What's Aereo, people wondered, and why does Fox find it so threatening?
A person familiar with Aereo's position tells TheWrap that Carey's comments Monday "definitely created a lot of positive noise" for the company, giving it a major uptick in media coverage and social media attention. (Among the headlines was "Aereo could bring down broadcast TV," courtesy of Fortune.)
After Carey's threat, Univision suggested that it, too, might change to a pay-TV model. Then CBS chief Les Moonves told the New York Times that he "wholeheartedly supported what Chase said." NBCUniversal's Steve Burke has also privately expressed his support for Carey, accoring to the Times.
It's too early to tell if the attention will lead to more Aereo subscribers – which would be the the last thing Carey wants.
Networks are in a nasty Catch 22: The more they mention new rivals like Aereo, the more publicity they get. And if that publicity translates to more customers, the rivals will become greater threats than before.
Aereo declined to comment for this story, and Fox did not immediately reply to a request for comment. Aereo, based in New York, is backed by Barrry Diller's InterActiveCorp. Diller, ironically enough, co-founded Fox with Rupert Murdoch before moving on, two decades ago. Aereo announced in January that it had raised $38 million, adding to $20.5 million from a previous round of fundraising.
Google searches for Aereo were surging even before Carey's remarks (see Google chart, above), likely due to both the company's expansion plans and a legal win last week.
So, what did all those Googlers learn?
Aereo is a streaming service that captures live TV signals using antennas small enough to fit on a fingertip. Aereo says it puts "tons" of antennas in data centers, and then relays the signals over the Internet to laptops, phones and tablets.

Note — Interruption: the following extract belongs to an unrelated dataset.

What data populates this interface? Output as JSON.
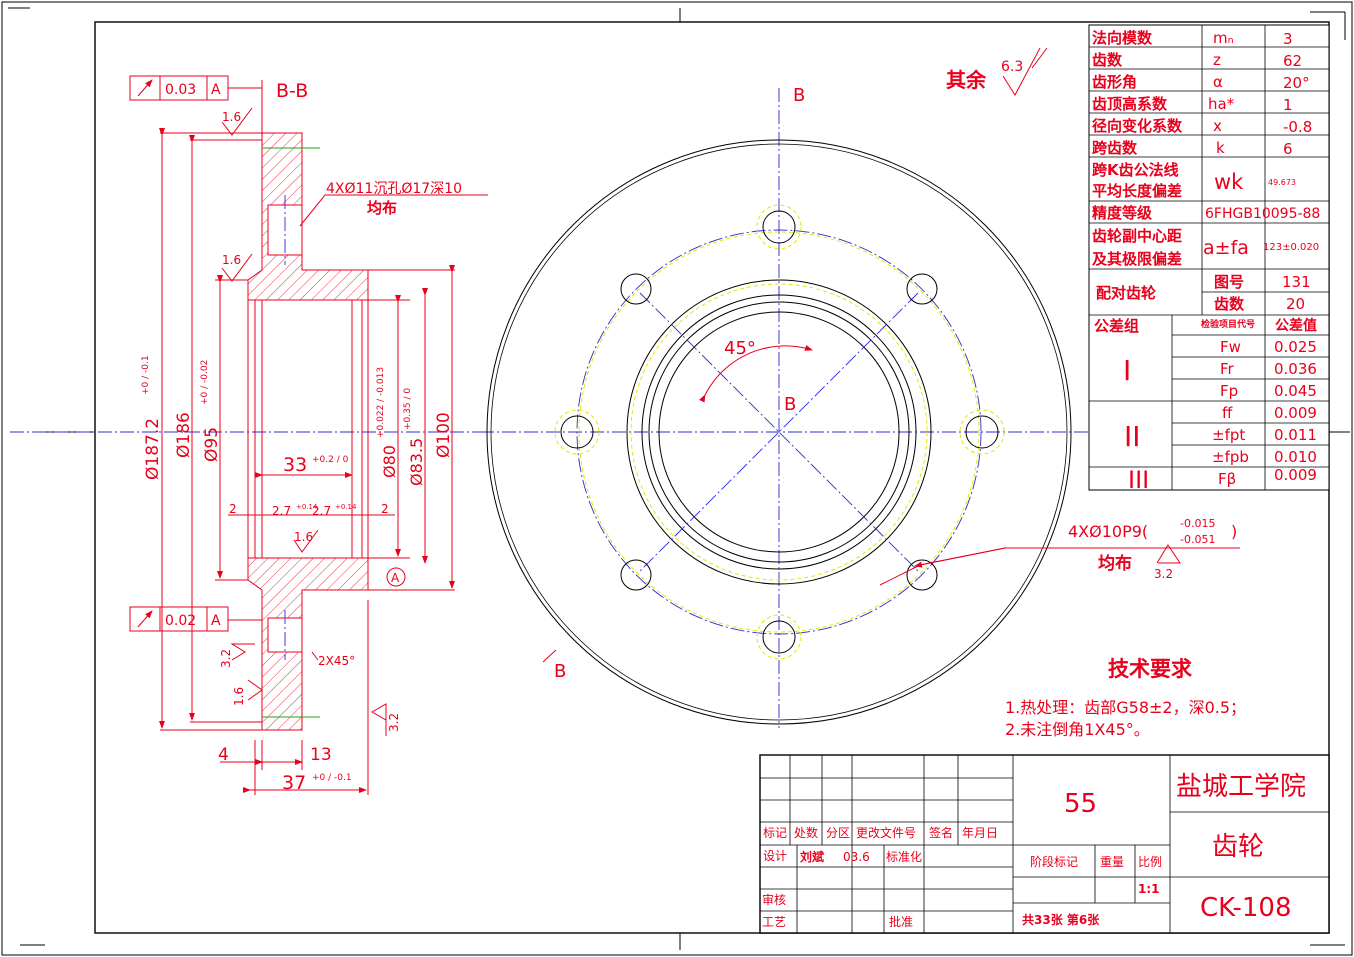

It relays ABC, NBC, CBS, Fox, the CW, Univision and PBS, among other networks available by antenna, but does not relay cable channels. That's why Carey threatened to go the pay-TV route. Univision has since made a similar threat.
Aereo offers its service for as little as 17 cents a day for annual subscribers, but also sells its access by the day for a dollar and taxes. The service is now available only in New York, but is expanding to 22 other parts of the country, including Chicago, Houston, and Philadelphia.
Unlike a TV outfitted with an antenna and nothing else, Aereo lets customers fast -forward through ads. That poses a new threat to the traditional ad-sponsored TV model, which is already besieged by DVR viewing and Dish's ad-skipping AutoHop service.
Aereo says all it's doing is harnessing – on a massive scale – the power of the humble antenna, which has always given TV owners access to the public airwaves. Carey calls it "stealing."
Other networks agree, and joined Fox in taking Aereo to court, saying it was illegally "retransmitting" their signals.
But the legal challenge hasn't gone well for networks, so far. Last week, the 2nd U.S. Circuit Court of Appeals in New York accepted the company's contention that it isn't retransmitting signals, given that it has all those "tons" of individual antennas.
In another blow for networks, many potential customers learned about Aereo for the first time because of the ruling.
This isn't the first time the networks have given a publicity boost to a competitor. During last season's spring upfront presentation to advertisers, broadcast executives tore into Dish's AutoHop. In the process, they informed many people of its existence for the first time.
Amid the publicity – and the network lawsuit that followed – Dish only gained customers.
It ended 2012 with 14.056 million subscribers, compared to 13.967 million in 2011.
Because Aereo is private, there's no way of knowing if its subscriber base will increase as well. But if it does, Aereo might want to send a gift basket to Fox.